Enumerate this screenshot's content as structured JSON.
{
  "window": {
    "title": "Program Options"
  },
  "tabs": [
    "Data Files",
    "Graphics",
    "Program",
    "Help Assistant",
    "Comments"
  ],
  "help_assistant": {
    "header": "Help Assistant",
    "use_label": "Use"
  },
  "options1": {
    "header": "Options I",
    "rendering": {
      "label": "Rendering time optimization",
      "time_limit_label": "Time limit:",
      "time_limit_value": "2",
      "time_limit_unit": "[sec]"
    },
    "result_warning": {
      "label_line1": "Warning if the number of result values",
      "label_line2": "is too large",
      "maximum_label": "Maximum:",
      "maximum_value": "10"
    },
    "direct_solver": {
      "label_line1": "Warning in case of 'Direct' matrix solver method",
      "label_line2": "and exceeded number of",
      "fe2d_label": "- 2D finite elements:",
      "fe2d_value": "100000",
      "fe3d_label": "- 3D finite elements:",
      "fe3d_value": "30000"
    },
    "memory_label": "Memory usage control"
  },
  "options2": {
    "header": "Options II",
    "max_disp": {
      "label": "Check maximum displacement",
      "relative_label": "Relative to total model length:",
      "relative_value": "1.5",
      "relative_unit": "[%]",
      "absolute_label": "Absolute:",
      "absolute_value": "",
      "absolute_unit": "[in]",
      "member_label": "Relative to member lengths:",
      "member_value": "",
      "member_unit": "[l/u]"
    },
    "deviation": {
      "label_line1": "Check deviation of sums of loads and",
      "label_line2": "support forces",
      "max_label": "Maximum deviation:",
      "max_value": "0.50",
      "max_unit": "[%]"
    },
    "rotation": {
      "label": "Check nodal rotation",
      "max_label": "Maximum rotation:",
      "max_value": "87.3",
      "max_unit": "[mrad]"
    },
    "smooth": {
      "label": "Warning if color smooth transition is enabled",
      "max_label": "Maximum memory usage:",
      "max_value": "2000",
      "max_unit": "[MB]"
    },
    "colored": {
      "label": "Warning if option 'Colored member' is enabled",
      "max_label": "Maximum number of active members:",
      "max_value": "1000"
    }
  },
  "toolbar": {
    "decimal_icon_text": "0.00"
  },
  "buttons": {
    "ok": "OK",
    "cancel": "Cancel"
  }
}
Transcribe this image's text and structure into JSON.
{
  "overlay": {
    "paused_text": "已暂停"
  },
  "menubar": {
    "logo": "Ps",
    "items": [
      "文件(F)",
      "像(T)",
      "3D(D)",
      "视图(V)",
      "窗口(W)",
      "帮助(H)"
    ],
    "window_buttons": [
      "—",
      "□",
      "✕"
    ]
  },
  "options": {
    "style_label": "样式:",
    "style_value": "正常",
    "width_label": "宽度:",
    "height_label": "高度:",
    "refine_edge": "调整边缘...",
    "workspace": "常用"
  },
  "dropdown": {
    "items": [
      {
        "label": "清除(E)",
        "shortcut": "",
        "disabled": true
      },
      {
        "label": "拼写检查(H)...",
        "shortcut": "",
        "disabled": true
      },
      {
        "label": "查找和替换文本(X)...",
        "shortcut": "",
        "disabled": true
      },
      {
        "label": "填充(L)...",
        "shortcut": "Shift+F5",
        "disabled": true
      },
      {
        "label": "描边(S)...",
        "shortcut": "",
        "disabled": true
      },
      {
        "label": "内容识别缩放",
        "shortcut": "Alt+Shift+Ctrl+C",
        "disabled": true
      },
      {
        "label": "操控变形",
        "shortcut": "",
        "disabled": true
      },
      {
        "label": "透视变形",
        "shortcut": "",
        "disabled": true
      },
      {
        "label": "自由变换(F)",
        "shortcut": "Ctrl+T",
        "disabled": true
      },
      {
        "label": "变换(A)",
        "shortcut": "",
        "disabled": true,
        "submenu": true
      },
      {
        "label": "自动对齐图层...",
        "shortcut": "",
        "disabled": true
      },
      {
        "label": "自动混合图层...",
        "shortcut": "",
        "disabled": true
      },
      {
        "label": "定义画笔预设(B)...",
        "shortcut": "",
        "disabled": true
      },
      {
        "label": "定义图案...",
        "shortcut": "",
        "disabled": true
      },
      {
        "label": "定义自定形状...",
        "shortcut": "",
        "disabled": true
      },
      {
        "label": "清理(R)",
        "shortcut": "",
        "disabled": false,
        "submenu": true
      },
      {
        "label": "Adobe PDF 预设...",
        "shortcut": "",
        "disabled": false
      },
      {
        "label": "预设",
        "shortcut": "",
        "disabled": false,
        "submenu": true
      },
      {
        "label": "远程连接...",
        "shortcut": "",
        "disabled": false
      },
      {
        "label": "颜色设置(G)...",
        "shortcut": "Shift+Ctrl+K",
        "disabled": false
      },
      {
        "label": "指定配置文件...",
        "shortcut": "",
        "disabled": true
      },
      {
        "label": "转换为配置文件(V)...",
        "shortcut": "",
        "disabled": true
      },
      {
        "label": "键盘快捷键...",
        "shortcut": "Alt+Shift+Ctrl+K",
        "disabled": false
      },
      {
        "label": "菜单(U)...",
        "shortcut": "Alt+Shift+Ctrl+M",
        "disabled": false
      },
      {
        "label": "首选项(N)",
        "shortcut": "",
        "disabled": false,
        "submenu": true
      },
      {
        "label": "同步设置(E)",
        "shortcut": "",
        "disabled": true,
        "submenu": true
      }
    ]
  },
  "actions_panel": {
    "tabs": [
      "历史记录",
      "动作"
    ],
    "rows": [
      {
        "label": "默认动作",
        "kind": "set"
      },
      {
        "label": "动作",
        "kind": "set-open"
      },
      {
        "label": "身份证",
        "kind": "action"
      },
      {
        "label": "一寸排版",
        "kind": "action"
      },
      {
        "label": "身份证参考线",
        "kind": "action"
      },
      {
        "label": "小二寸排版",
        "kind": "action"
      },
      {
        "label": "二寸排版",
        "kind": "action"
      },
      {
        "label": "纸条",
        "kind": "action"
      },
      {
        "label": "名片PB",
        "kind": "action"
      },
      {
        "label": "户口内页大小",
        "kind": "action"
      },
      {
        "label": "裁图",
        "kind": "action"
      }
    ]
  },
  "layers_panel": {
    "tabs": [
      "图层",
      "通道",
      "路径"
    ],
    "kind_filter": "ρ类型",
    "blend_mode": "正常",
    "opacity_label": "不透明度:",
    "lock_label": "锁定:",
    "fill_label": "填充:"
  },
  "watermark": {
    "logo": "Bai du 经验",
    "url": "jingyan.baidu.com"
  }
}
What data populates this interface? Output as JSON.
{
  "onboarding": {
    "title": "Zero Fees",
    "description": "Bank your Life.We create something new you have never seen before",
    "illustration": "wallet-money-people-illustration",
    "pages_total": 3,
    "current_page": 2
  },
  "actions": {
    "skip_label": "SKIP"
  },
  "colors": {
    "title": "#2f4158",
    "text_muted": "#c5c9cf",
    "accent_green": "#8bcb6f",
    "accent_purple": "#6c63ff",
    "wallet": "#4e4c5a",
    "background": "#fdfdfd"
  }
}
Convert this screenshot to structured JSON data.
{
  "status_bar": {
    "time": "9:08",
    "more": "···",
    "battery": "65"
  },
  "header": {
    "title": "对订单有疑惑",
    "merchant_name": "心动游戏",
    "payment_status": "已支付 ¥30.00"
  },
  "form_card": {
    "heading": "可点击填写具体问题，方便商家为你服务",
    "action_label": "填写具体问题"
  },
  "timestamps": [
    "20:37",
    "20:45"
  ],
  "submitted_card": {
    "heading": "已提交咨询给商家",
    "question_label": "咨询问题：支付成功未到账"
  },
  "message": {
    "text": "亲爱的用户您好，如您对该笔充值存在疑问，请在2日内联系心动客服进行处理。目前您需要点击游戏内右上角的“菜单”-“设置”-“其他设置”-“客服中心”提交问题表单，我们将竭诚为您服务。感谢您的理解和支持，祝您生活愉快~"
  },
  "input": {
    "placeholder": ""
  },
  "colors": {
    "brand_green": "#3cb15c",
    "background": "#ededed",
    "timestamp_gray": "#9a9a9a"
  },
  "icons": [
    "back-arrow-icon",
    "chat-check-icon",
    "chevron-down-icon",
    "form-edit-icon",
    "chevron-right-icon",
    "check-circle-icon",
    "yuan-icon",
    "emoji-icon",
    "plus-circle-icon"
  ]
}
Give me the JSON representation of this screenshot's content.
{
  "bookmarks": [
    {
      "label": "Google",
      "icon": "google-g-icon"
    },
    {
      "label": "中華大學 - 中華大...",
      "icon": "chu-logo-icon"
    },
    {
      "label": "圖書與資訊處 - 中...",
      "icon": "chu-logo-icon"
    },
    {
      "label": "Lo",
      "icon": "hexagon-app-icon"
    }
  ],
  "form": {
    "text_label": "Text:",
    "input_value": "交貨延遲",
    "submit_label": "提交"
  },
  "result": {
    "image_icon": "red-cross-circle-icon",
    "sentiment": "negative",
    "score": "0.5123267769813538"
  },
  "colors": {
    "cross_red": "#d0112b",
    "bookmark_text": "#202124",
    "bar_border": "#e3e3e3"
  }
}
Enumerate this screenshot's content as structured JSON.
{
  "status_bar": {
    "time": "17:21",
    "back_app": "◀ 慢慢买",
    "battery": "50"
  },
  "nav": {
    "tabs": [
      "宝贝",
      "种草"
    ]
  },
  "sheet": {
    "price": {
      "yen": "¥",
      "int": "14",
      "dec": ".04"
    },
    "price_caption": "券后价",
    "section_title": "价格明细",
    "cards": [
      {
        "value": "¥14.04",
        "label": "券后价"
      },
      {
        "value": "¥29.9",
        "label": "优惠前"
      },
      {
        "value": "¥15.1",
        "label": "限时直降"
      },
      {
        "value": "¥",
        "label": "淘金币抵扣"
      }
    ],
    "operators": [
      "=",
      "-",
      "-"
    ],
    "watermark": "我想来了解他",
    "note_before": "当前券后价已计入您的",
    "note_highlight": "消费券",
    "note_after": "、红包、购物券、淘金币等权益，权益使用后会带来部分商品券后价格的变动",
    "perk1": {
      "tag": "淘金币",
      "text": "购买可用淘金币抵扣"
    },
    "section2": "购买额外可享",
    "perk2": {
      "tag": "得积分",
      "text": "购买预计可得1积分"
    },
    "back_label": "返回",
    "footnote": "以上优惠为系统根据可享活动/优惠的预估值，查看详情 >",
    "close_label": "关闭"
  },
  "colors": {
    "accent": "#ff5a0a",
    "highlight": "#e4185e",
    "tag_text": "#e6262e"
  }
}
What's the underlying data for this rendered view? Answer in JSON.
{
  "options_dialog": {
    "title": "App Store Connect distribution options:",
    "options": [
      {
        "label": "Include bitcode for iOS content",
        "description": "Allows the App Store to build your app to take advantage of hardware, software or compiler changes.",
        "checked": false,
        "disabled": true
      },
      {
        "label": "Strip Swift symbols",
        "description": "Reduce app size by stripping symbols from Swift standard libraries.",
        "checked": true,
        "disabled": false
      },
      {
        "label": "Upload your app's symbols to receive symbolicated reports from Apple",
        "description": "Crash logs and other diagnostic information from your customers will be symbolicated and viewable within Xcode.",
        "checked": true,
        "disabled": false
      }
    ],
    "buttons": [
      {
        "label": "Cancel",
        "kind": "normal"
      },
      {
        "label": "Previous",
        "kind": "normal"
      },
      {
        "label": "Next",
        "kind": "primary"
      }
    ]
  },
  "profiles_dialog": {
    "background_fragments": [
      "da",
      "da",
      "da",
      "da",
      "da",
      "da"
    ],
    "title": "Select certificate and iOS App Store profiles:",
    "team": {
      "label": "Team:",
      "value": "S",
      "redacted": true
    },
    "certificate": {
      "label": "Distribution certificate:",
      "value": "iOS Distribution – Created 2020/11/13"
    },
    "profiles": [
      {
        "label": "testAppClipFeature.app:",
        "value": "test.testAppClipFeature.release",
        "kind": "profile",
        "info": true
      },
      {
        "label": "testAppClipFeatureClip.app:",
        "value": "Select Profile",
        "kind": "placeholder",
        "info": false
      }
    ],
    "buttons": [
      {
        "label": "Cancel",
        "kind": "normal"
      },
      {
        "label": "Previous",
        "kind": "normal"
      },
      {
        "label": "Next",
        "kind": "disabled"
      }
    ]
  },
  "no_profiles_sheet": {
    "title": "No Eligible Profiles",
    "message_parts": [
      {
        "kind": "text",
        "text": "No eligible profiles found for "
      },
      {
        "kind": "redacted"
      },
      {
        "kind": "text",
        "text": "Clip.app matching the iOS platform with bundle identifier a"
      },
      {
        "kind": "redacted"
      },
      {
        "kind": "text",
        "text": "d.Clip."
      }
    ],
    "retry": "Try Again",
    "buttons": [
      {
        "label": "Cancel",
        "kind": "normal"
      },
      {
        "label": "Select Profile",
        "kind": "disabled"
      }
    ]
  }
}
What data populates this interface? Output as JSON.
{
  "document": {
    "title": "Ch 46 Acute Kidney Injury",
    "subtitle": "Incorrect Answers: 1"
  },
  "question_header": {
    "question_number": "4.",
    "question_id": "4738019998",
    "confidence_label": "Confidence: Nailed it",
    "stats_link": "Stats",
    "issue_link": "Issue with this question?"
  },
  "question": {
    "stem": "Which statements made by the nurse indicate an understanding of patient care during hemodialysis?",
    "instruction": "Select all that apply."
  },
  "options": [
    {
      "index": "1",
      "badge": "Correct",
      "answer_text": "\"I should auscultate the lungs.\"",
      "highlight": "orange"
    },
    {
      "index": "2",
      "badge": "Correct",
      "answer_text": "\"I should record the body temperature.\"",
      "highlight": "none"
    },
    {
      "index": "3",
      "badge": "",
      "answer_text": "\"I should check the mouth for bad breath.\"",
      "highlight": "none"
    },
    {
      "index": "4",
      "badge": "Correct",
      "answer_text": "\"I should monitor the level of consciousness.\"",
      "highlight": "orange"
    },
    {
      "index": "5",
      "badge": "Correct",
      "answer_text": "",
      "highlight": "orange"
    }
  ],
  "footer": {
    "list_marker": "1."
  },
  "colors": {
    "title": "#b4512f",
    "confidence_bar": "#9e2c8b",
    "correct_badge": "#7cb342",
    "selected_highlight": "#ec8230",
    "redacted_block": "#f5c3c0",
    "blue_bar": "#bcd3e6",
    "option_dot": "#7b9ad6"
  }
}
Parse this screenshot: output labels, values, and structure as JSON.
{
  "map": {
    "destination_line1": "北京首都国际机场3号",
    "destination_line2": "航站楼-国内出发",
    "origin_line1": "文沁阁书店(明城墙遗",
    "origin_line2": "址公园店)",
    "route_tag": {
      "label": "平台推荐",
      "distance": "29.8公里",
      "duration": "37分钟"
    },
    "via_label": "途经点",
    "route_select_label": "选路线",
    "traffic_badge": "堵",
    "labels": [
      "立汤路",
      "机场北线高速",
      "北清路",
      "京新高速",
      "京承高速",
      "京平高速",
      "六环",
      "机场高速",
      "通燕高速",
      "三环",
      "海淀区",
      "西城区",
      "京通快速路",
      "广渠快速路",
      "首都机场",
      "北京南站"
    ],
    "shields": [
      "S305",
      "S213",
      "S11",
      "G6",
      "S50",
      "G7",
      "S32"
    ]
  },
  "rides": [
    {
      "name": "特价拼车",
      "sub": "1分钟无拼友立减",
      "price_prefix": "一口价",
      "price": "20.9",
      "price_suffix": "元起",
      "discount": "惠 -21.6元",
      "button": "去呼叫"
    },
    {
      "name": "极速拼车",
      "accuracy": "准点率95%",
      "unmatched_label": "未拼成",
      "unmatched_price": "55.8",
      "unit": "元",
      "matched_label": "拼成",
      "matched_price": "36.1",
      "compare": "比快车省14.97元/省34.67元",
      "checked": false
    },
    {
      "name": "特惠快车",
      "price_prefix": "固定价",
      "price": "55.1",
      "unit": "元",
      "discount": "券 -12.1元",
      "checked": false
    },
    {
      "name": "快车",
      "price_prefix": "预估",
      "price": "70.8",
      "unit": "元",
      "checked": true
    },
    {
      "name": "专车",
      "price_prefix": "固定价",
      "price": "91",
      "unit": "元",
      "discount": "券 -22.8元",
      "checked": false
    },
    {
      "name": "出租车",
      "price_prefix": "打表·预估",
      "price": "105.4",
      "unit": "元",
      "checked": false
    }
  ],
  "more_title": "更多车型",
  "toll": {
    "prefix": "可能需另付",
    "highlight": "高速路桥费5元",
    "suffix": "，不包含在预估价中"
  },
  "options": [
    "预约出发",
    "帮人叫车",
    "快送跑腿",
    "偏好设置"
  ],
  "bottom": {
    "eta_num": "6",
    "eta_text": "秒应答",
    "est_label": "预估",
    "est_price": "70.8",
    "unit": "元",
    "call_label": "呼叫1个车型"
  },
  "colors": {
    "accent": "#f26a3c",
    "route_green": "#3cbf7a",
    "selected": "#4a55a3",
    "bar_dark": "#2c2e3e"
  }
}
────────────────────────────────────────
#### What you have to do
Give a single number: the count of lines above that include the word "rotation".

#### Answer to the problem
3